ZIP Ext Encryption &

ext/io used for cryptoid plugins

Stronger Obfuscation For ZZip

Some people feel that a simple bytewise xor is not strong enough as an obfuscation for the data. There we have the question how to implant a stronger obfuscation routine to protect that data of an application from artwork theft. Perhaps there is even the idea to use an obfuscation in the range of a real crypt routine - in which case I want to recommend strongly to read the reasoning page why it can not be real encryption and that the resulting obfuscation has an upper limit being lower than the crypt routine complexity.

After reminding you of this fact we can go at evaluationg how to implant a stronger obfusction routine to protect your data. The ext/io feature uses a callback routine "read" that must read a block of the given size - for the obfuscation case it will call the "read()" function of the underlying operation system, and the obfuscated block will be deobfuscated before returning it to the caller.

In this mechanism there is not asseration at which file-offset the ext/io-read() callback is triggered. That is the reason we have shown obfuscation with bytewise xor-key example - formally this is using obfuscation blocks of 8bit width being aligned on 8bit boundaries in the data file, and our decryption stream is stateless being the same for each obfuscation block (of 8bit width).

In order for a stronger obfuscation we have to break those limitations which are directly derived from the natural way of the handling of files by a contemporary operating system. This is triggered as the call synopsis of the ext/io read() callback matches exactly the one of posix, so that one can use the posix read() function reference as the default for ensuring the most minimal overhead in accessing non-obfuscated zip files.
And btw, the abbreviation "posix" stands for "Portable Open System in Unix".

The trick we show here: the first argument of the ext/io read callback is the file descriptor of the underlying operationg system. While we can not add another argument to the ext/io read call we can pick up additional information with the help of that file descriptor id being globally unique even across multiple threads. One solution would make the application map that descriptor id to a special argument but this is often too much overhead: the current file position is enough.

The current file position is managed by the operation system via the file descriptor table. There is a function call to map a file descriptor to the current read position offset usually named "tell(fd)". Since this call is not mandated by posix, you can emulate it with the posix lseek() call which returns the resulting offset after the operation was performed, so we just seek by a zero offset:
        #define tell(fd) lseek(fd,0,SEEK_CUR)

That file offset is measured from the start of the zip archive, not per each zipped file. Remind yourself of that fact when creating your own "zzobfuscate.exe" which should work on the zip archive and not per file before zipping. That is a difference over normal zip archives where the user can atleast recognized the dat file as a zip archive and see a list of files contained in the archive, atleast their names and data start offset.

Now, let's use the file read offset to break the blocking limitations of 8bit/8bit to a larger xor-key.
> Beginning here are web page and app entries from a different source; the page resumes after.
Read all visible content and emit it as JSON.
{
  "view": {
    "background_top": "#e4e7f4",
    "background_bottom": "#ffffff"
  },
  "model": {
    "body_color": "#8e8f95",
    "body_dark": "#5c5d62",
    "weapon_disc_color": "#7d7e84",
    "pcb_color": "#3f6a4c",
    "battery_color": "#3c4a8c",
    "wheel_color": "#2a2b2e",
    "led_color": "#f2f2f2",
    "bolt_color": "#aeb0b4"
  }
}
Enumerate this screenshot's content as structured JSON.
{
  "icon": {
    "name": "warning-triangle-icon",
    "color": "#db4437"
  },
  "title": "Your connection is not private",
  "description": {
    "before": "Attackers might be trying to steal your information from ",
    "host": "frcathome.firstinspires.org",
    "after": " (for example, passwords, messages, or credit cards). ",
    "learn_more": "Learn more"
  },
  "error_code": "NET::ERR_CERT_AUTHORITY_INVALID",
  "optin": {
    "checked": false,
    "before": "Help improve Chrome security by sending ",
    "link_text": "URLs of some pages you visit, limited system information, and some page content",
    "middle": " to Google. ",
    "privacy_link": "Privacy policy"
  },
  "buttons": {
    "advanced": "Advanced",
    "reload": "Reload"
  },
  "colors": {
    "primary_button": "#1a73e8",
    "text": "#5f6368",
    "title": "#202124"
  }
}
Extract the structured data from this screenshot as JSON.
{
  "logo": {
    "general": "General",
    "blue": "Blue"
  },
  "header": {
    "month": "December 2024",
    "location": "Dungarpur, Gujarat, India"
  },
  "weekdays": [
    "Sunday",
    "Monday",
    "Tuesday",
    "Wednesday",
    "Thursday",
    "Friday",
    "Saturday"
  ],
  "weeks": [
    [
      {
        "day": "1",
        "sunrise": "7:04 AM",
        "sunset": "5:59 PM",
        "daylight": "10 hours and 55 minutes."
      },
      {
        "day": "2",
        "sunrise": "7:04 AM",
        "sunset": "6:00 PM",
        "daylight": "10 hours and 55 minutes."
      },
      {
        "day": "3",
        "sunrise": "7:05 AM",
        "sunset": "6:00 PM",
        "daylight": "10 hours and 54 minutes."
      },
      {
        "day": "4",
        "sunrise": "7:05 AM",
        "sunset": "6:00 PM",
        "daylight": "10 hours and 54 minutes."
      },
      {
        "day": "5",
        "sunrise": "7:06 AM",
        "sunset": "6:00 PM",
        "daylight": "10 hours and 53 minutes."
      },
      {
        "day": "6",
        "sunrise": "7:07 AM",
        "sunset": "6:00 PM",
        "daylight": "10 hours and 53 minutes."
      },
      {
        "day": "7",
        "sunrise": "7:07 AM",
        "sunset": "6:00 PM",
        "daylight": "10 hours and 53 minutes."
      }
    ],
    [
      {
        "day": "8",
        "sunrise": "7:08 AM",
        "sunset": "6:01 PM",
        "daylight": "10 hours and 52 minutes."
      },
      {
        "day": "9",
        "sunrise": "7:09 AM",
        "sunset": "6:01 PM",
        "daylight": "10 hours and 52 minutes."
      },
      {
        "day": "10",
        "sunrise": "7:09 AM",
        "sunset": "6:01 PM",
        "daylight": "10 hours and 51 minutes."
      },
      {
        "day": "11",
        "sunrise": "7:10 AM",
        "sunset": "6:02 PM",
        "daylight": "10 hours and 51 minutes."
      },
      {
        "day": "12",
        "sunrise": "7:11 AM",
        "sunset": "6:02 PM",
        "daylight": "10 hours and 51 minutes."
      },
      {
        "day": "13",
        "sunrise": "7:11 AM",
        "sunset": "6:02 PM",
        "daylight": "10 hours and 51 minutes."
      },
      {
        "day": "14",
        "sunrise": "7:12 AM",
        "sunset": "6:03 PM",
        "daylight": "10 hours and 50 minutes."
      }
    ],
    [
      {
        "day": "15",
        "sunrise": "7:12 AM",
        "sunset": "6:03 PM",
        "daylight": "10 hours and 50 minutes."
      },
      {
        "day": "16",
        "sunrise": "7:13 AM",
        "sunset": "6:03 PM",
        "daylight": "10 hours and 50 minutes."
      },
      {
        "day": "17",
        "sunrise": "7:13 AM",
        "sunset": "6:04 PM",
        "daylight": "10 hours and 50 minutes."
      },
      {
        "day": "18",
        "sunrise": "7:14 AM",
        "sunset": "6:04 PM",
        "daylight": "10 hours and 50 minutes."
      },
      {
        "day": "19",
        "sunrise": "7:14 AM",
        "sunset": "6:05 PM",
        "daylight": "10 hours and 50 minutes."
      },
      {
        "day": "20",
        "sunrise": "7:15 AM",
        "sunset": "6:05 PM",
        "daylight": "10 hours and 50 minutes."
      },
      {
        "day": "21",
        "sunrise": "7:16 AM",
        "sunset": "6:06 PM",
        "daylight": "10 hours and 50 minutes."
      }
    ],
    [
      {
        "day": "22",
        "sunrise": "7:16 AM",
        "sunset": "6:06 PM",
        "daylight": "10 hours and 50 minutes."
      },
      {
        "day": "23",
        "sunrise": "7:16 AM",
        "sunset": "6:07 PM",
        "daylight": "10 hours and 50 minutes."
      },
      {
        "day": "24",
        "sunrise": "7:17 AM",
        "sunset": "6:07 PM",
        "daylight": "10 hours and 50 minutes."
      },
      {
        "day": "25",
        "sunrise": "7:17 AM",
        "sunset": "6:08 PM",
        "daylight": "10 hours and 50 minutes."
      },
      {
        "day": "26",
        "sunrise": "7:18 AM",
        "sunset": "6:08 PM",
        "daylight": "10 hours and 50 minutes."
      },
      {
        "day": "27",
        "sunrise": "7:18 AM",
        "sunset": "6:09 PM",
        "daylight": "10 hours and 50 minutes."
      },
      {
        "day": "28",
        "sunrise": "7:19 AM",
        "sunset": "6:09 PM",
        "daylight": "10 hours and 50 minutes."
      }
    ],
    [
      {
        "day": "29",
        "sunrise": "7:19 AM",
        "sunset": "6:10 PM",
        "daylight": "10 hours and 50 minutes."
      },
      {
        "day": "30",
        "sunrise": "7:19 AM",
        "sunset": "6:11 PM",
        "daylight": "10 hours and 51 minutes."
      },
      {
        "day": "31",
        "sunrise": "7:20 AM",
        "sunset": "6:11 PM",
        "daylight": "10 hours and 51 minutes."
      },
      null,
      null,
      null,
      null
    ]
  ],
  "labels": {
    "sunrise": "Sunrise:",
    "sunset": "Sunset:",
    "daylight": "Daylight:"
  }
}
In our example we expand to a 32bit/32bit xor-key giving a search space of 4 billion keys instead of the just 256 keys in 8bit blocking. That is simply done by a static 4 byte xor-key sequence and using modulo operations for alignment. For the 2^X cases any modulo operations shrink to a set of ultra-fast bitwise-and operations.

      static char xor_value[4] = { 0x55, 0x63, 0x27, 0x31 };
      static zzip_ssize_t xor_read (int f, void* p, zzip_size_t l)
          zzip_off_t  y = tell(f);
          zzip_size_t r = read(f, p, l);
	  zzip_size_t x;  char* q = p;
          for (x=0; x < r; x++) q[x] ^= xor_value[(y+x)&3];
          return r;
      } 11. May 2004